Art & Lutherie AMI Cedar Antique Burst Parlor Guitar: Reviewed

I have played and reviewed many acoustic guitars over the years. Some high end (the Martin HD28,) the Larrivee OM-03R and 09 ,Larrivee P-03R and the Gibson Songwriter Studio Deluxe CE; some in the middle (the Taylor 355 12-string and the Guild GAD line); and others in the more affordable category (the Seagull Cedar Coastline Grand, the Simon and Patrick Vintage Burst HG and the Walden Grand Auditorium G570.) This is a review of the Canadian-made, inexpensive, nicely constructed and sweet sounding Art & Lutherie AMI Cedar Antique Burst Parlor steel string acoustic guitar. Comparing and contrasting the feel and sound of guitars is inevitable when you play as many and as much as I do. For example, the Martin HD28 and Gibson Hummingbird are compared and contrasted here.

This Art & Lutherie AMI is the newest addition to my guitar family and has a permanent home at my office where I use it to relax between appointments and to use as a therapeutic tool with people I see in my psychotherapy practice who play the guitar. It is perfectly suited for both purposes!

The Brand

Art & Lutherie makes an extensive line of guitars including Dreadnoughts, Cutaways, specifically Folk style and these AMIs. The company is part of Godin Guitars of Canada which also manufactures guitars under the Godin, Seagull. Richmond, Simon and Patrick, Norman and Lapartrie brands. All are made in Canada, all are reasonable priced and all represent good value for the money ‘” especially for those interested in a well made, versatile but low priced guitar.

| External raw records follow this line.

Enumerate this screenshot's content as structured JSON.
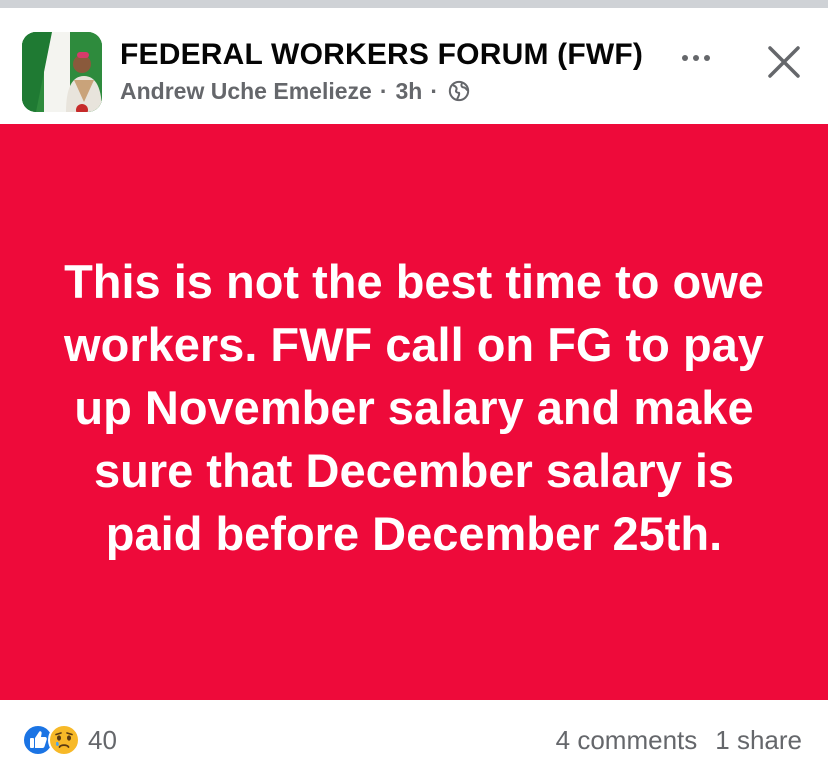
{
  "post": {
    "group_name": "FEDERAL WORKERS FORUM (FWF)",
    "author": "Andrew Uche Emelieze",
    "separator": "·",
    "time": "3h",
    "privacy_icon": "globe-icon",
    "more_icon": "more-options-icon",
    "close_icon": "close-icon",
    "background_color": "#ee0a3a",
    "text_color": "#ffffff",
    "message": "This is not the best time to owe workers. FWF call on FG to pay up  November salary and make sure that December salary is paid before December 25th."
  },
  "engagement": {
    "reaction_icons": [
      "like-icon",
      "sad-icon"
    ],
    "reaction_count": "40",
    "comments": "4 comments",
    "shares": "1 share"
  }
}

The Art & Lutherie line, specifically, is one of their less costly ones but you can’t tell so from the feel or sound of the instruments. The AMI guitar reviewed here compares quite favorably in many respects with the Larrivee P-03, the link to which is in the first paragraph of this review) for about one quarter of the cost.

The Construction

The Art & Lutherie AMI line is available in four styles: Almond, Spruce, Nylon and the one reviewed here, the Cedar. Built according to specs used in turn of the century (early 20th century) small Parlor guitars, this AMI sports a solid, pressure treated Cedar top and sides and back made of pressed Wild Cherry wood. This is a type of material that is not solid wood (as is the case with the Larrivee) but is not a pressed board laminate as found in less well made inexpensive guitars.

The neck is a smooth and easy to play Silver Leaf Maple and the finish is a semi-gloss with a rather unique raised rosette ornamentation. There are Pearl dot markers along the Rosewood fingerboard. The scale length (the length of the fretted neck) is 24.84″. The closed and nicely tight tuning machines have a highly desirable 14:1 tuning ratio and Tusq is used for both the nut and saddle on each guitar. This is a man-made material that is superior, in sound impact, than less specialized plastics or bone.

The Parlor guitars are smaller than what you may be accustomed to seeing or playing. The Art & Lutherie AMIs have a nice narrow nut width of 1.72″, an Upper Bout of 9.28″, a Waist of a mere 7.35″ and a Lower Bout of 9.28″. The body depth is 4.2″.

On examination, all seams were tight, no excess glue was found in the interior nor were there any observable flaws in the construction. It looked perfect. I am glad to report that it plays and sounds as nicely as it looks with its darkened, classic, antique burst coloring.

The Feel and Sound

The AMI Cedar Antique Burst feels quite comfortable to hold. The neck is smooth and easy to finger and play and has a rather normal fingerboard radius of 16″ so it does not feel like one is playing a small instrument. The body is, of course, light and petite, making it particularly portable and a blessing for guitarists with small bodies and/or limited storage space!

The surprising thing about this guitar is that given its dimensions and price ( currently priced at just under $300. With a padded gig bag included) the sound is outstanding. The bass is resonant, the mid-tones well defined and emphatic and the high notes clear and with a ringing that is quite pleasing to the ear.

The sustain (the ability of the guitar to continue to vibrate and produce a sound after you have plucked or picked the string) is outstanding in an instrument of this class.

The design and construction respond well to both finger and flat picking and it projects a volume and depth of sound that is simply outstanding for a guitar at this price point and design.

In Sum

If you are considering a small , steel string acoustic guitar that travels well, sounds great and holds the tuning remarkable well AND is quite lovely to look at, do not overlook the Art & Lutherie AMI Cedar Parlor guitar as a strong contended to get you just what you want at a price you can afford.

Further detail about this and other Art & Lutherie AMI guitars can be found on their own website at: